For Erika Canola, being a paleontological preparator means that every day is filled with excitement and adventure. Her interest in fossils, especially dinosaurs, came from her experiences as a volunteer and research intern with the Dinosaur Institute at NHM. Her ability to maintain focus and attention to detail helps her to be precise while working on fossils. Canola regularly participates in fieldwork which has taken her to Utah, the Mojave Desert, and the Petrified Forest in Arizona. Her academic background in physical anthropology and professional experience in hair and makeup allows for a unique perspective on various approaches to fossil preparation. She also participated in the Dinosaur Institute Outreach Program “OEDG” and has successfully used these skills to assist new students of this program.
Watch Erika describe her experiences in the field,
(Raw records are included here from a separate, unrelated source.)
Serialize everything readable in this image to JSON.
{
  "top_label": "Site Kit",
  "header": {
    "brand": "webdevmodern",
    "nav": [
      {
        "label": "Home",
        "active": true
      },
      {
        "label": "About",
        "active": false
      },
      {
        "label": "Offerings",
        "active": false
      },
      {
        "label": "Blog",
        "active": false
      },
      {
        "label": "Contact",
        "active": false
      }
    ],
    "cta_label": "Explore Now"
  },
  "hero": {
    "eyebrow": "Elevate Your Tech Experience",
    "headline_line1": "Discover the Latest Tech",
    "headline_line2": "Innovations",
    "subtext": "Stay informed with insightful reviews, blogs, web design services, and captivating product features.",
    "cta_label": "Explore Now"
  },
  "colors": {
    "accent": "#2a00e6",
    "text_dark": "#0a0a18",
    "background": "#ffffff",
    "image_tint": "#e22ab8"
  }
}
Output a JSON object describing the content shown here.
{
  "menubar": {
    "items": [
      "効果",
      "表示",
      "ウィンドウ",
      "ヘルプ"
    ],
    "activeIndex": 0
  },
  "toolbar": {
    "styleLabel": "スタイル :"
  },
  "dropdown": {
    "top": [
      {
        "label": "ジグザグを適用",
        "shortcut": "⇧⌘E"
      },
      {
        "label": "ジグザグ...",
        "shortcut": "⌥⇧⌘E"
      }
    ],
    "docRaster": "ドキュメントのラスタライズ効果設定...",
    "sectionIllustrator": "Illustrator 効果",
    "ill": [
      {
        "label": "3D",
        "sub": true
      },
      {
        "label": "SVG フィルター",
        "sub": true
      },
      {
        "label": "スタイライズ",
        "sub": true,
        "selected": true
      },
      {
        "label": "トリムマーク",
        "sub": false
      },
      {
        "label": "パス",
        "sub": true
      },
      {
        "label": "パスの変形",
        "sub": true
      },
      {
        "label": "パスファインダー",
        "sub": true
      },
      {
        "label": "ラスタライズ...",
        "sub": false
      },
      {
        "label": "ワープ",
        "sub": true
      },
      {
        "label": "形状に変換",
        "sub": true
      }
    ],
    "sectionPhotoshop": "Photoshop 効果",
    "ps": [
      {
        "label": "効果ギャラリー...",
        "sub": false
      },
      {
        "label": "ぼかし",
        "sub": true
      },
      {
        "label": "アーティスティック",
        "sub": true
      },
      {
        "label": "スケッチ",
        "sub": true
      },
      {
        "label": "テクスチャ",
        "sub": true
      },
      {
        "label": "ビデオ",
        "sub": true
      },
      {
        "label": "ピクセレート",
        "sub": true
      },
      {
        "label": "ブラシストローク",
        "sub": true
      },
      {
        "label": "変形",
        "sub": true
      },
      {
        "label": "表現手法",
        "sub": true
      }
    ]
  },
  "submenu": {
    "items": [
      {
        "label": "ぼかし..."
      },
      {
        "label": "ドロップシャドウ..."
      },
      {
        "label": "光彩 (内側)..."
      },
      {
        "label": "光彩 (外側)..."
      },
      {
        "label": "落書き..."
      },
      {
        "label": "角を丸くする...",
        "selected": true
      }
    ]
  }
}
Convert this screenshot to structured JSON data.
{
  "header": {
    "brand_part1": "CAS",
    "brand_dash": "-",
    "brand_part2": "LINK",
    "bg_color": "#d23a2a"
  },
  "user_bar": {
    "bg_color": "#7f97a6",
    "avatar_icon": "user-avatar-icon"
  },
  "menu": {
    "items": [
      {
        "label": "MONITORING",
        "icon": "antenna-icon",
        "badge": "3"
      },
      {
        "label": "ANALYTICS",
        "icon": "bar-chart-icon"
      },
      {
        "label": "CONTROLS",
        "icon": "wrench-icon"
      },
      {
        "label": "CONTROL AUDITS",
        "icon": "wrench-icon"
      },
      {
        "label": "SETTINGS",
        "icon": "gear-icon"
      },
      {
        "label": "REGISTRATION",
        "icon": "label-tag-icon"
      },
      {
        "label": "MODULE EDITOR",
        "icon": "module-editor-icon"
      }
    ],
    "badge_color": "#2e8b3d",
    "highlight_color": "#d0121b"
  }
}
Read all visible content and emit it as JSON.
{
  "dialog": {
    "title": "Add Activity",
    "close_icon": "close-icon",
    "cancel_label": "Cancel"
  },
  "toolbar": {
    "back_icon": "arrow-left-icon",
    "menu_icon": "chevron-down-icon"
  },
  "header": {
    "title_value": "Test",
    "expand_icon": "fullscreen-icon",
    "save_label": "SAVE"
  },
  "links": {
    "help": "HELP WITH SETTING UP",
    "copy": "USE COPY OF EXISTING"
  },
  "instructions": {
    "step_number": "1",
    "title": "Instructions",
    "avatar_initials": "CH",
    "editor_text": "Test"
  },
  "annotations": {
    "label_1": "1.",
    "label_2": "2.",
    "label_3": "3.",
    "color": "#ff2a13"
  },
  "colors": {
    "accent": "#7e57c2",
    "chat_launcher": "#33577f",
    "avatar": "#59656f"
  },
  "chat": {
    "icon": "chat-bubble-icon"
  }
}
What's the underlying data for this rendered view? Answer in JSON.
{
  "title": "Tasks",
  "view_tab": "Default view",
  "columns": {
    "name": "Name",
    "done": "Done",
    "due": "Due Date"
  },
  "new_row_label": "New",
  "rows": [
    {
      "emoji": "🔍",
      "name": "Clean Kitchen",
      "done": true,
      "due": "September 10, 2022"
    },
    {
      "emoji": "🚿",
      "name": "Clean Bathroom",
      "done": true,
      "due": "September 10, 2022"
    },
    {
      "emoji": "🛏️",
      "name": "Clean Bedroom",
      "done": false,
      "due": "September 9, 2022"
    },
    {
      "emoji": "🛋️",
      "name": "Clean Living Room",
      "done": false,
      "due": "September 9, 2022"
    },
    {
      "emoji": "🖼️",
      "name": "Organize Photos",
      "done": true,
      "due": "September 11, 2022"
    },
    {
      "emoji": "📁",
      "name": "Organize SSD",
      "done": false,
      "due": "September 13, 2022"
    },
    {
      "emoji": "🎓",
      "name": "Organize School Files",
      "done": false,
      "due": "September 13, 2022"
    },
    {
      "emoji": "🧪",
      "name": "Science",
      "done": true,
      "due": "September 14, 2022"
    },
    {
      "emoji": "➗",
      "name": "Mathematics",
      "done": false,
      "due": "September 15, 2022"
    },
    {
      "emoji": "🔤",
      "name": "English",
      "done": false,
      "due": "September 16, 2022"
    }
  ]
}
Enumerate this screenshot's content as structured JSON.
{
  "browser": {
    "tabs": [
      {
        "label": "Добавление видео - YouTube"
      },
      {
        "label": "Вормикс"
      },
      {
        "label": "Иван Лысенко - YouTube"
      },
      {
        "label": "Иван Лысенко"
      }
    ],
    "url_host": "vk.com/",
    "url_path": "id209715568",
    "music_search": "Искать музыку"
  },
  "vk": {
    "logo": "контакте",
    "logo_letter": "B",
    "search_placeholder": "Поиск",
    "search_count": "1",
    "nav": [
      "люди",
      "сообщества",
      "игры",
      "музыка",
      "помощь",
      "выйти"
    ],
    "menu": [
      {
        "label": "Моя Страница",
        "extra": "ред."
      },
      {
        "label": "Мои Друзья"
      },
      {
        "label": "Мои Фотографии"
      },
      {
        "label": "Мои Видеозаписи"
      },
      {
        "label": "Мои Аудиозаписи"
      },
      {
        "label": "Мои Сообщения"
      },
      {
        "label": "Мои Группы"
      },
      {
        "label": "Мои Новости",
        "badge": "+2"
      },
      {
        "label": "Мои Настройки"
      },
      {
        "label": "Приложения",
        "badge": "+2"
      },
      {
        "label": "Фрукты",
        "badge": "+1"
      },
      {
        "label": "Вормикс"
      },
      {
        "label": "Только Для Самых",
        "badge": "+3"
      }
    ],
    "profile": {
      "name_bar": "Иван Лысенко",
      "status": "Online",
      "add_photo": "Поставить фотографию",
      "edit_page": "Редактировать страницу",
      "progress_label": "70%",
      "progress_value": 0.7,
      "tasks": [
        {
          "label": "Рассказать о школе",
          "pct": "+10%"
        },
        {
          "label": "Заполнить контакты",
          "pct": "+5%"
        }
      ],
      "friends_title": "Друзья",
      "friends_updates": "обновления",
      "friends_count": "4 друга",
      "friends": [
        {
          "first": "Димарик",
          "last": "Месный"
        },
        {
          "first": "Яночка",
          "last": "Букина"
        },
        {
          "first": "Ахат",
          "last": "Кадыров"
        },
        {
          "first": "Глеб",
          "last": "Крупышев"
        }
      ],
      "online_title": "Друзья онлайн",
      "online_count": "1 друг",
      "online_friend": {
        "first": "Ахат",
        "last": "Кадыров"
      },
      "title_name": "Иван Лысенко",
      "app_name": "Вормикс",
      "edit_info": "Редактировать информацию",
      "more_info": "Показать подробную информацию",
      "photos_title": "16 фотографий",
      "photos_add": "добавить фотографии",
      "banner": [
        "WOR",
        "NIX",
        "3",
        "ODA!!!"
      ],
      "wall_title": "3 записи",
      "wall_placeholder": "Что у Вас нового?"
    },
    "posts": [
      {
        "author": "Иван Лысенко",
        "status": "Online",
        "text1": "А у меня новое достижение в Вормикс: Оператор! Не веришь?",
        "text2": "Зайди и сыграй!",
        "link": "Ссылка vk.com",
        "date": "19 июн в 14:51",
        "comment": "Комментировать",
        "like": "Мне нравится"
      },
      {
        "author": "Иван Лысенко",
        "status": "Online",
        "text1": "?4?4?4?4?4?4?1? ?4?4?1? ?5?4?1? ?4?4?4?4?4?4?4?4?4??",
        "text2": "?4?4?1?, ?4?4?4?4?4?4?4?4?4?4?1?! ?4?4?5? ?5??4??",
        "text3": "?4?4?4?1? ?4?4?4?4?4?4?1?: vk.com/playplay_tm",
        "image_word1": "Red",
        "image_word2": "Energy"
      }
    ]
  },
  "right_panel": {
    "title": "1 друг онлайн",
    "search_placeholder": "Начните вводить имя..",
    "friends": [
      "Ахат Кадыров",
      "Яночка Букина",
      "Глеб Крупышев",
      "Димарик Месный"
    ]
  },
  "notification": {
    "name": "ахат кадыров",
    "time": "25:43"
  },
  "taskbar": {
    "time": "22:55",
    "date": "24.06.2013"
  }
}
Jose Soler’s love for nature, his academic background in ecology, and previous volunteer work at NHM, led him to join the Dinosaur Institute team of scientists and researchers. Soler has a B.S in Natural Resources Management from the Universidad Estatal a Distancia, Costa Rica. He views the museum as a learning institution, where people of all ages, from different backgrounds and ethnicities, come to have fun learning. Working with dinosaur fossils is his life’s passion, and sharing it with museum visitors makes every day unique and fulfilling. To Soler, his participation in collecting fossils during expeditions and preparing them in the historic 4th floor lab unveils the secret life of dinosaurs and the environment in which they lived.
“My time in the Natural History Museum has given me the understanding that science alone is not enough to protect the invaluable treasures of the natural world from the past, present, and future. We also need an emotional connection to the natural world. When working on a dinosaur fossil or during a field trip, those two aspects come together and a powerful sense of wholeness awakes, making me feel respect, responsibility, and appreciation for the land.”